The B.C. government has recruited a senior federal civil servant from Ontario as the province's first auditor-general for local government, empowered to scrutinize spending at the municipal level.
Basia Ruta, an assistant deputy minister at Environment Canada now on a two-year professional leave, will begin her work in January, enacting a concept that Premier Christy Clark promoted when she was seeking the leadership of the B.C. Liberals. Ms. Ruta is a chartered accountant.
The B.C. Chamber of Commerce is being credited with advancing the idea of the spending watchdog, who will make non-binding recommendations based on performance audits and underline best practices she finds in her reviews. The office has been set up in Surrey.
Community Affairs Minister Bill Bennett noted that an audit council will help identify which communities Ms. Ruta will audit.
While the Union of B.C. Municipalities was supportive of the plan on Wednesday, the president of the organization conceded some communities remain opposed to the idea, which has caused debate among members.
"There are some that still do not approve," said Mary Sjostrom, president of the union and mayor of the City of Quesnel.
"Some of our members are not happy. Some welcome it."
Ms. Sjostrom, quoted in a government press release as offering some support to the plan, said that the UBCM's overall approach is just to move forward.
"In the beginning, the process was questioned. That was then. This is now."
The work of the local-government auditor could help find best practices for municipalities, she said, but the overall impact is to be determined.
But the mayor of one of B.C.'s largest cities said the attempt to save money by appointing an auditor-general – which will cost about $2.6-million per year – is a waste of money.
Derek Corrigan said there is no evidence of spending malfeasance by municipalities. He said he would welcome Ms. Ruta if she showed up at city hall in Burnaby to conduct a review. "Full co-operation. You don't blame the messenger. We'll help them fulfill the responsibility."
However, he noted Burnaby already conducts audits.
He said some municipalities may be reluctant to oppose the province on the issue because they fear they would be accused of having something to hide.
"[That] tends to work with some politicians," he said.
Mr. Corrigan said he expects the opposition New Democrats, looking to save money, could do away with the position and office if they win the provincial election next May.
Vancouver Mayor Gregor Robertson, in a statement to The Globe in response to the appointment, said the city looks forward to a "constructive working relationship" with Ms. Ruta.

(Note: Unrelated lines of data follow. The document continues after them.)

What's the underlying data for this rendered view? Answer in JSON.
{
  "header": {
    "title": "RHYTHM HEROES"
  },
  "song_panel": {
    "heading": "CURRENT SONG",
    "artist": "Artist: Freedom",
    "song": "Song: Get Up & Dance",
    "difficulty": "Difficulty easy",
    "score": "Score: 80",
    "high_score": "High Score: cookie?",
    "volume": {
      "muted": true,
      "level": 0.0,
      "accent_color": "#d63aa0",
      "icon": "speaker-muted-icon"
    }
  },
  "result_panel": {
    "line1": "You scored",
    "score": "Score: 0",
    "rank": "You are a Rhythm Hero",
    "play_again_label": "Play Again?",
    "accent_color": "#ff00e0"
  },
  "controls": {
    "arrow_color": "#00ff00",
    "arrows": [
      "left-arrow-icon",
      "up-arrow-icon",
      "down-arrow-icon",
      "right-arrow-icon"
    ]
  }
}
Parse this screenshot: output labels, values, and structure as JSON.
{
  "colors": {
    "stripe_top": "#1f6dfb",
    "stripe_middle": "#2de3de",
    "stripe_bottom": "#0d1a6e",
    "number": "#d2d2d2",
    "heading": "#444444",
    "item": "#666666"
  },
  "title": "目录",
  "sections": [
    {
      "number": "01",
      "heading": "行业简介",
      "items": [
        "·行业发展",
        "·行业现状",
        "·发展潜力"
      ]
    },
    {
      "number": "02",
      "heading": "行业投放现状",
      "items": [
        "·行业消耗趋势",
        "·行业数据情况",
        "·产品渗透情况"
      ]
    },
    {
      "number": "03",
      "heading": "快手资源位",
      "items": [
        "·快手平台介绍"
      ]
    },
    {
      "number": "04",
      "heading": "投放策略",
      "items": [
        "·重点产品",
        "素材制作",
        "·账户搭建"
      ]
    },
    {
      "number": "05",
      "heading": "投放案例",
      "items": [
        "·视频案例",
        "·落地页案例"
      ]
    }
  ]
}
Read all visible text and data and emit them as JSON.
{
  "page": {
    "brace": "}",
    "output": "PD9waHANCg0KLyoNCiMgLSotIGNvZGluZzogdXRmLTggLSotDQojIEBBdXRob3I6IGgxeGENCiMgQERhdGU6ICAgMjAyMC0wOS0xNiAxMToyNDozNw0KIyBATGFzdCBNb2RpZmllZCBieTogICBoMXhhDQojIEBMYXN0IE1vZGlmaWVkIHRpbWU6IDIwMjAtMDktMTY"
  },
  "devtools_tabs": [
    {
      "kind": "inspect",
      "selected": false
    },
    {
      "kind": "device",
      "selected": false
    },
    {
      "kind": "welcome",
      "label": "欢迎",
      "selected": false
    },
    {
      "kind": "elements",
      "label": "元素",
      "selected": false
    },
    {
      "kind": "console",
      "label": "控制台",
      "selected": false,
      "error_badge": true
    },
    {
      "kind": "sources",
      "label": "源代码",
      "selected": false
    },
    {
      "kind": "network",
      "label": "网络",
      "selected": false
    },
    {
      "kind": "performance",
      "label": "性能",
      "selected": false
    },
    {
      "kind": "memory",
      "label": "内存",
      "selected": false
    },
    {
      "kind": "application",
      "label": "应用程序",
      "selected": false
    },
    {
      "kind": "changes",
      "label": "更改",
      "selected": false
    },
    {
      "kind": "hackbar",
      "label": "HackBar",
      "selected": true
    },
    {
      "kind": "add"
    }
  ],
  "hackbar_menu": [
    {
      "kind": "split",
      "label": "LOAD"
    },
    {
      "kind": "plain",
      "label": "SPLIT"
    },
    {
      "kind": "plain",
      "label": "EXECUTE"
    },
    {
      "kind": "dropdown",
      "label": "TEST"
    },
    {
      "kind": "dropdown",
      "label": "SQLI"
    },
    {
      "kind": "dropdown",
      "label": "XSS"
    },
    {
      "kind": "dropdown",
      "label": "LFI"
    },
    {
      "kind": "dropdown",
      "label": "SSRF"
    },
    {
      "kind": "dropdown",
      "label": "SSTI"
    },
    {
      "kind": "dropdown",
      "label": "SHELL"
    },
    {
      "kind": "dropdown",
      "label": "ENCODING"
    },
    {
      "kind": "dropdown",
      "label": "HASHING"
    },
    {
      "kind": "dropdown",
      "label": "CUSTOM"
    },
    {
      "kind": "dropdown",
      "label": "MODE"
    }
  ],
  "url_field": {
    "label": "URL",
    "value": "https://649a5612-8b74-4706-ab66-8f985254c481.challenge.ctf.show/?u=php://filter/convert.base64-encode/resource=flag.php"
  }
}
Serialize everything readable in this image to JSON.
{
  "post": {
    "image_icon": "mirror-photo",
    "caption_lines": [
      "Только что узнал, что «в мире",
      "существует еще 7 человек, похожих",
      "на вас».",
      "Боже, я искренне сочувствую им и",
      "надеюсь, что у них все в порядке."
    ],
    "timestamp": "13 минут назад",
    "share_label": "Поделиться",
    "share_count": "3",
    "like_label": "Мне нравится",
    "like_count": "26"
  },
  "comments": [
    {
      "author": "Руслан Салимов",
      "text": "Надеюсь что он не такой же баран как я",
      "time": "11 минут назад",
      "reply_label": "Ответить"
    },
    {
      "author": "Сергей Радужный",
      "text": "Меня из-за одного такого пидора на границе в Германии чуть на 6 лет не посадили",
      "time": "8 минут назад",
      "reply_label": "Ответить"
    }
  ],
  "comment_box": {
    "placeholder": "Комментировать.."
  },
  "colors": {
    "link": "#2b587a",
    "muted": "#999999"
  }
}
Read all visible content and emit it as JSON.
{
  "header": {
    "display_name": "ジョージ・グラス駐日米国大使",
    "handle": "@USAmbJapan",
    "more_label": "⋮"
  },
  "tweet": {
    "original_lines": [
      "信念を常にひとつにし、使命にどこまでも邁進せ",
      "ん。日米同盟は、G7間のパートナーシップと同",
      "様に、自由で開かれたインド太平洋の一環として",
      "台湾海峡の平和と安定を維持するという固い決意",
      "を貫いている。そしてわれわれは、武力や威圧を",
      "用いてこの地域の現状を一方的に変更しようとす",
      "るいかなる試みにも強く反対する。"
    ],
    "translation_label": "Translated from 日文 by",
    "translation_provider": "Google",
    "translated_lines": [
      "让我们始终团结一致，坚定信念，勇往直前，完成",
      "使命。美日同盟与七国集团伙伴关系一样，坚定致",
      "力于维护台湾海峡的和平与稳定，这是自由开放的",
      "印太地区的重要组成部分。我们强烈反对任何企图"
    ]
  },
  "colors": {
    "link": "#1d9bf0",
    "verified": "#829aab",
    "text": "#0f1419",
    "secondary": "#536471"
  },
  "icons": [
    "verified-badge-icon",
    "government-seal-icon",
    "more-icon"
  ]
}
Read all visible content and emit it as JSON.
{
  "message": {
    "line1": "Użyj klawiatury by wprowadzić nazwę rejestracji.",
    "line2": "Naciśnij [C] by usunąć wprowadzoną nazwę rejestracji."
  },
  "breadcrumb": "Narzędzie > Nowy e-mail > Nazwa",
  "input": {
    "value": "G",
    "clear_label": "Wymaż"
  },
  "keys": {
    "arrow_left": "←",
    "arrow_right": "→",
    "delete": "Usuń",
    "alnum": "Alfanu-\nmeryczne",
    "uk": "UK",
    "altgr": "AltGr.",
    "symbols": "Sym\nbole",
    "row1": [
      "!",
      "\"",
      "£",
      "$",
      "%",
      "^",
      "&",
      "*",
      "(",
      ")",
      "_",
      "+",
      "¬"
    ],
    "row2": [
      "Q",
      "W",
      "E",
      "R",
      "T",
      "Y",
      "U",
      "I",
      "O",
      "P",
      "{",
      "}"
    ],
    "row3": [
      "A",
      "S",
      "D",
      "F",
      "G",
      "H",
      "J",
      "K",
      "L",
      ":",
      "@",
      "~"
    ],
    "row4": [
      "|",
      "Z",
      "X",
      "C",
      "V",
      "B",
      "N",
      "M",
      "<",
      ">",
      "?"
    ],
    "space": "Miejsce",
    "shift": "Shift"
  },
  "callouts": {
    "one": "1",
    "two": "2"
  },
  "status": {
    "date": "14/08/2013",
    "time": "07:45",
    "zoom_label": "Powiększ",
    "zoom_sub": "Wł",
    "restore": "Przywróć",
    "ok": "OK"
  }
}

But Mr. Robertson also pointedly noted that the city's $1.3-billion annual budget is externally audited by KPMG and the city is likely to see its second upward revision in its credit rating since 2009.
The NDP's critic on the file did not respond to a call seeking comment.
Among other things, critics have said municipalities did not have enough advance consultation on the setup of the position.
Mr. Bennett noted that he recently met with leaders of the UBCM to discuss the plan.
The minister said municipalities have nothing to fear from the local-government auditor.
"It's not a gotcha kind of approach," he said. "There is no desire on the part of the province to embarrass our partners in local government. There will still be local governments that see this is an intrusion and unnecessary. However, we all work for the same taxpayer and they will see this as a positive opportunity for improvement."
Ms. Ruta was not available on Wednesday for comment. She is a chartered accountant, who has worked for the federal Office of the Auditor-General and Canada Customs and Revenue Agency, among other positions.
She is currently on an executive interchange with the Canadian Institute of Chartered Accountants, working on files that include guidance material for governance in the public sector.